# [ACTION ITEM]
If a line in the listing below has the string "Full", copy it out.
Start of ENTRIES PROVIDED
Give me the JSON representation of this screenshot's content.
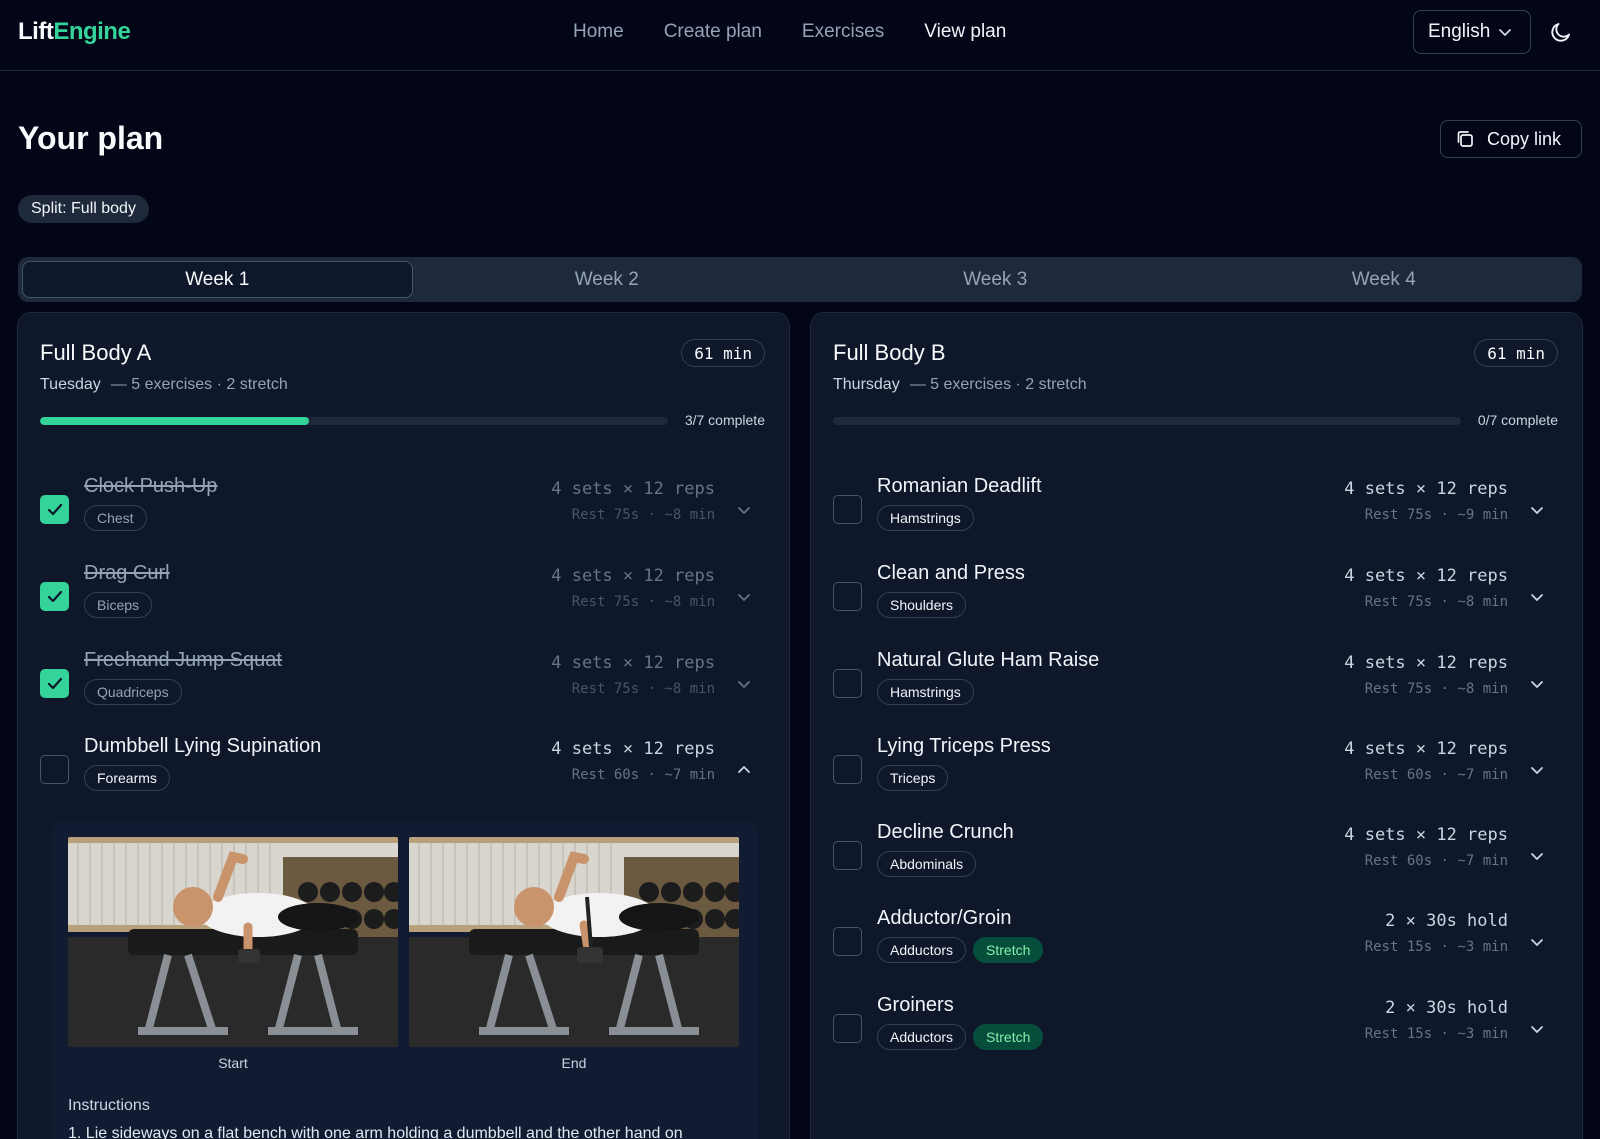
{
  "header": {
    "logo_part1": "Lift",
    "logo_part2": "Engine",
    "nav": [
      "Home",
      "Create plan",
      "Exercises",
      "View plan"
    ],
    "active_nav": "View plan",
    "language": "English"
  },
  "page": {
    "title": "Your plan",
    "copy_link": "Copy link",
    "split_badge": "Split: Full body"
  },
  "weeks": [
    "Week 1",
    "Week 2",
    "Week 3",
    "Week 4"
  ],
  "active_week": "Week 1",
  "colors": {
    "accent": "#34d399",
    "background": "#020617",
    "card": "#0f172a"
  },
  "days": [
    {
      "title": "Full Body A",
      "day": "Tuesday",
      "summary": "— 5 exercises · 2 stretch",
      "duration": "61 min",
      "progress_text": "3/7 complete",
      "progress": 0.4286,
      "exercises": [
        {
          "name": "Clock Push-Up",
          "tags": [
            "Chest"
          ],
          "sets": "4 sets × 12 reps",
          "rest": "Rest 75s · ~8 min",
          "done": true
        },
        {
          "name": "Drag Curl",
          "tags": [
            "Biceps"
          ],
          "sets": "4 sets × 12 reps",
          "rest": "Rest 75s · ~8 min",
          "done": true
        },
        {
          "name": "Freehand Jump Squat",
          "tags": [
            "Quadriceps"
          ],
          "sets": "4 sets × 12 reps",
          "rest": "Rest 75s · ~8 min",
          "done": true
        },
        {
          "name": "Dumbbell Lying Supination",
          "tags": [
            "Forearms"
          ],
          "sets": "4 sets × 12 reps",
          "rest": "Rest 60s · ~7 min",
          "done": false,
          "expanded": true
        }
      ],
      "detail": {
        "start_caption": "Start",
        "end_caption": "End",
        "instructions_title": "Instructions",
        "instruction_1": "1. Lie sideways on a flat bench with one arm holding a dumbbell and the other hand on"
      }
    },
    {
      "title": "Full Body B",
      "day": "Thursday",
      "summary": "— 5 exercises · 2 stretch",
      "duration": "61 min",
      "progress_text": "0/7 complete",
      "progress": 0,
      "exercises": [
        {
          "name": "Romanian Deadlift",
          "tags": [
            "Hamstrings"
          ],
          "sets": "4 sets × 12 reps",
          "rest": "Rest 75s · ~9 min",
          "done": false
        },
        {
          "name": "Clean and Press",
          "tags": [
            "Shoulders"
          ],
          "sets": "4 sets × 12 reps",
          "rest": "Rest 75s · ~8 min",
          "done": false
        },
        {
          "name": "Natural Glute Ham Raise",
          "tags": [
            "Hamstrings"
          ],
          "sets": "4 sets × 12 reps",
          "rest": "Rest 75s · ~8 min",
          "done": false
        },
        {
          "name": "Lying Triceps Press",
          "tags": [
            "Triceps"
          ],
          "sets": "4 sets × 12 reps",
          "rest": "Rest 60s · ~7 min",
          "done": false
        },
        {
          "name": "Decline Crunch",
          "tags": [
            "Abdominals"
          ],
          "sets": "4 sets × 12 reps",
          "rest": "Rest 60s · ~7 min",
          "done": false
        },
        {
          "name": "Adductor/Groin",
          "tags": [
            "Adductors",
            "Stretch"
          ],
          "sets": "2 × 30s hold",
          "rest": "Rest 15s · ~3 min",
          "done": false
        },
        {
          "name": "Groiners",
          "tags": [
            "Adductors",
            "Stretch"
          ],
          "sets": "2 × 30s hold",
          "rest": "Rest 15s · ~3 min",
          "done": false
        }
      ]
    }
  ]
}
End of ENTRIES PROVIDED
# [ANSWER TO THE PROBLEM]
    "split_badge": "Split: Full body"
      "title": "Full Body A",
      "title": "Full Body B",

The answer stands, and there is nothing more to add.